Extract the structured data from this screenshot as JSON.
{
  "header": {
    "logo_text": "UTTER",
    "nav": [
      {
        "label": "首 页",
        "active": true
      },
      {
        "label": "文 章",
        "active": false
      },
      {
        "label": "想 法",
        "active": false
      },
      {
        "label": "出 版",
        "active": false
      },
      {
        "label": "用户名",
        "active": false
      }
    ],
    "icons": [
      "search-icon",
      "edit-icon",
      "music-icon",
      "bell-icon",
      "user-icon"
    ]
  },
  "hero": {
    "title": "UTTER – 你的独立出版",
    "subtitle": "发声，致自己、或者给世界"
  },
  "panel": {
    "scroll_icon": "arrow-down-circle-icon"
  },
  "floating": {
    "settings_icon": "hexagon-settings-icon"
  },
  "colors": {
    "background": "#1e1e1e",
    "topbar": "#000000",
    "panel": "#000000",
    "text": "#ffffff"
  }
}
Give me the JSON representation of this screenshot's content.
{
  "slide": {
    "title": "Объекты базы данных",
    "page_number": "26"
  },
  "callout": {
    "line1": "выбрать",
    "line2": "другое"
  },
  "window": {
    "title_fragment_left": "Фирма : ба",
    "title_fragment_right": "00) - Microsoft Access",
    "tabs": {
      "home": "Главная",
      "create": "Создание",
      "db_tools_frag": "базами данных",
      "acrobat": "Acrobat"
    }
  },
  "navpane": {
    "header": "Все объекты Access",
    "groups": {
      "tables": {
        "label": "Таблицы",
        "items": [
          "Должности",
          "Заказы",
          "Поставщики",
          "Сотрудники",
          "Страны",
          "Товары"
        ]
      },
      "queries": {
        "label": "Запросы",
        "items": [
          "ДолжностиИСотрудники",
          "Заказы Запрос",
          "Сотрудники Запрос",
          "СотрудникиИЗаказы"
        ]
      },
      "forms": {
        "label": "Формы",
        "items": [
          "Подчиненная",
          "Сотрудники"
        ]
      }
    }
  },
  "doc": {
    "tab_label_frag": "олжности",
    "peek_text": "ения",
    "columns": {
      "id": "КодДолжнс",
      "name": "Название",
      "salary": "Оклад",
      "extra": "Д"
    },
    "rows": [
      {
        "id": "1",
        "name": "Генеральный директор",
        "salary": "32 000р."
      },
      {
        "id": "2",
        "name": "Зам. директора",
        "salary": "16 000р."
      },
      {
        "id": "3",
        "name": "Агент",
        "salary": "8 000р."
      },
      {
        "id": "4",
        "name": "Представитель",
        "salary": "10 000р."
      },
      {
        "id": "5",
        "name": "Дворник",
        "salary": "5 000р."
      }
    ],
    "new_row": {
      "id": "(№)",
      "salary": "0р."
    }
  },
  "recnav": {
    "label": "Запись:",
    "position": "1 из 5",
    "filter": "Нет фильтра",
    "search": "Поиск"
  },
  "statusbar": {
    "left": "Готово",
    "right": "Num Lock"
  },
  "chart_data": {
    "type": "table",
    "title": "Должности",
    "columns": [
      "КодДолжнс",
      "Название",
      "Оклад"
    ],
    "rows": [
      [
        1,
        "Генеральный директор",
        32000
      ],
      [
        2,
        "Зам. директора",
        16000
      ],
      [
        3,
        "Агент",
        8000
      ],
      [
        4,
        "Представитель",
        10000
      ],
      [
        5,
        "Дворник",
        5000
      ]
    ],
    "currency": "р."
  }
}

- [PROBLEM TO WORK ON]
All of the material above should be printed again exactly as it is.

- [RESPONSE TO THIS TASK]
Extract the structured data from this screenshot as JSON.
{
  "header": {
    "logo_text": "UTTER",
    "nav": [
      {
        "label": "首 页",
        "active": true
      },
      {
        "label": "文 章",
        "active": false
      },
      {
        "label": "想 法",
        "active": false
      },
      {
        "label": "出 版",
        "active": false
      },
      {
        "label": "用户名",
        "active": false
      }
    ],
    "icons": [
      "search-icon",
      "edit-icon",
      "music-icon",
      "bell-icon",
      "user-icon"
    ]
  },
  "hero": {
    "title": "UTTER – 你的独立出版",
    "subtitle": "发声，致自己、或者给世界"
  },
  "panel": {
    "scroll_icon": "arrow-down-circle-icon"
  },
  "floating": {
    "settings_icon": "hexagon-settings-icon"
  },
  "colors": {
    "background": "#1e1e1e",
    "topbar": "#000000",
    "panel": "#000000",
    "text": "#ffffff"
  }
}
Give me the JSON representation of this screenshot's content.
{
  "slide": {
    "title": "Объекты базы данных",
    "page_number": "26"
  },
  "callout": {
    "line1": "выбрать",
    "line2": "другое"
  },
  "window": {
    "title_fragment_left": "Фирма : ба",
    "title_fragment_right": "00) - Microsoft Access",
    "tabs": {
      "home": "Главная",
      "create": "Создание",
      "db_tools_frag": "базами данных",
      "acrobat": "Acrobat"
    }
  },
  "navpane": {
    "header": "Все объекты Access",
    "groups": {
      "tables": {
        "label": "Таблицы",
        "items": [
          "Должности",
          "Заказы",
          "Поставщики",
          "Сотрудники",
          "Страны",
          "Товары"
        ]
      },
      "queries": {
        "label": "Запросы",
        "items": [
          "ДолжностиИСотрудники",
          "Заказы Запрос",
          "Сотрудники Запрос",
          "СотрудникиИЗаказы"
        ]
      },
      "forms": {
        "label": "Формы",
        "items": [
          "Подчиненная",
          "Сотрудники"
        ]
      }
    }
  },
  "doc": {
    "tab_label_frag": "олжности",
    "peek_text": "ения",
    "columns": {
      "id": "КодДолжнс",
      "name": "Название",
      "salary": "Оклад",
      "extra": "Д"
    },
    "rows": [
      {
        "id": "1",
        "name": "Генеральный директор",
        "salary": "32 000р."
      },
      {
        "id": "2",
        "name": "Зам. директора",
        "salary": "16 000р."
      },
      {
        "id": "3",
        "name": "Агент",
        "salary": "8 000р."
      },
      {
        "id": "4",
        "name": "Представитель",
        "salary": "10 000р."
      },
      {
        "id": "5",
        "name": "Дворник",
        "salary": "5 000р."
      }
    ],
    "new_row": {
      "id": "(№)",
      "salary": "0р."
    }
  },
  "recnav": {
    "label": "Запись:",
    "position": "1 из 5",
    "filter": "Нет фильтра",
    "search": "Поиск"
  },
  "statusbar": {
    "left": "Готово",
    "right": "Num Lock"
  },
  "chart_data": {
    "type": "table",
    "title": "Должности",
    "columns": [
      "КодДолжнс",
      "Название",
      "Оклад"
    ],
    "rows": [
      [
        1,
        "Генеральный директор",
        32000
      ],
      [
        2,
        "Зам. директора",
        16000
      ],
      [
        3,
        "Агент",
        8000
      ],
      [
        4,
        "Представитель",
        10000
      ],
      [
        5,
        "Дворник",
        5000
      ]
    ],
    "currency": "р."
  }
}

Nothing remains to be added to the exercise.